• **WHAT YOU NEED TO DO**
The required output is every record, written out exactly.

(Collected data)
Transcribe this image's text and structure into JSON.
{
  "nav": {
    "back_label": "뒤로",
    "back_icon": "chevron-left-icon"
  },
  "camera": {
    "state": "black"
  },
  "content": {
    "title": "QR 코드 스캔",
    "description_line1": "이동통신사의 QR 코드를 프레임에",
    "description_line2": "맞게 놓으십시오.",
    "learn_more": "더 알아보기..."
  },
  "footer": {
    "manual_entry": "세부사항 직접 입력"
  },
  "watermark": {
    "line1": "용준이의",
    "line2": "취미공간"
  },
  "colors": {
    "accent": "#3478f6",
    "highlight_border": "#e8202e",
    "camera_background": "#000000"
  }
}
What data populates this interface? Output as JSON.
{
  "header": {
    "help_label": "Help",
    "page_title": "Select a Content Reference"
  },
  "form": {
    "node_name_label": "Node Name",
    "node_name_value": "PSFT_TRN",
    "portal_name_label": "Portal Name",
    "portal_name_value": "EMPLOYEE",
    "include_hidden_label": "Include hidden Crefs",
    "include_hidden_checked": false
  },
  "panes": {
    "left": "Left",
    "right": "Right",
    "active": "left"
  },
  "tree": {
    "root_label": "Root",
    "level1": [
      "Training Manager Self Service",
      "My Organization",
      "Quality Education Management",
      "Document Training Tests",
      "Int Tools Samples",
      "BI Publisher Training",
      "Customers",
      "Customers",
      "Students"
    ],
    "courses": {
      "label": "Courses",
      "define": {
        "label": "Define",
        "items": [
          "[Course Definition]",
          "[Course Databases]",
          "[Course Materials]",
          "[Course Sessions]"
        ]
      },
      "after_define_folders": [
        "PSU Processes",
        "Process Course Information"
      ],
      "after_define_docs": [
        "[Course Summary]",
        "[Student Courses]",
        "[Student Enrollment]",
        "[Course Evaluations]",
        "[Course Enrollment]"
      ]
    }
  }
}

• **EXERCISE SOLUTION**
Transcribe this image's text and structure into JSON.
{
  "nav": {
    "back_label": "뒤로",
    "back_icon": "chevron-left-icon"
  },
  "camera": {
    "state": "black"
  },
  "content": {
    "title": "QR 코드 스캔",
    "description_line1": "이동통신사의 QR 코드를 프레임에",
    "description_line2": "맞게 놓으십시오.",
    "learn_more": "더 알아보기..."
  },
  "footer": {
    "manual_entry": "세부사항 직접 입력"
  },
  "watermark": {
    "line1": "용준이의",
    "line2": "취미공간"
  },
  "colors": {
    "accent": "#3478f6",
    "highlight_border": "#e8202e",
    "camera_background": "#000000"
  }
}
What data populates this interface? Output as JSON.
{
  "header": {
    "help_label": "Help",
    "page_title": "Select a Content Reference"
  },
  "form": {
    "node_name_label": "Node Name",
    "node_name_value": "PSFT_TRN",
    "portal_name_label": "Portal Name",
    "portal_name_value": "EMPLOYEE",
    "include_hidden_label": "Include hidden Crefs",
    "include_hidden_checked": false
  },
  "panes": {
    "left": "Left",
    "right": "Right",
    "active": "left"
  },
  "tree": {
    "root_label": "Root",
    "level1": [
      "Training Manager Self Service",
      "My Organization",
      "Quality Education Management",
      "Document Training Tests",
      "Int Tools Samples",
      "BI Publisher Training",
      "Customers",
      "Customers",
      "Students"
    ],
    "courses": {
      "label": "Courses",
      "define": {
        "label": "Define",
        "items": [
          "[Course Definition]",
          "[Course Databases]",
          "[Course Materials]",
          "[Course Sessions]"
        ]
      },
      "after_define_folders": [
        "PSU Processes",
        "Process Course Information"
      ],
      "after_define_docs": [
        "[Course Summary]",
        "[Student Courses]",
        "[Student Enrollment]",
        "[Course Evaluations]",
        "[Course Enrollment]"
      ]
    }
  }
}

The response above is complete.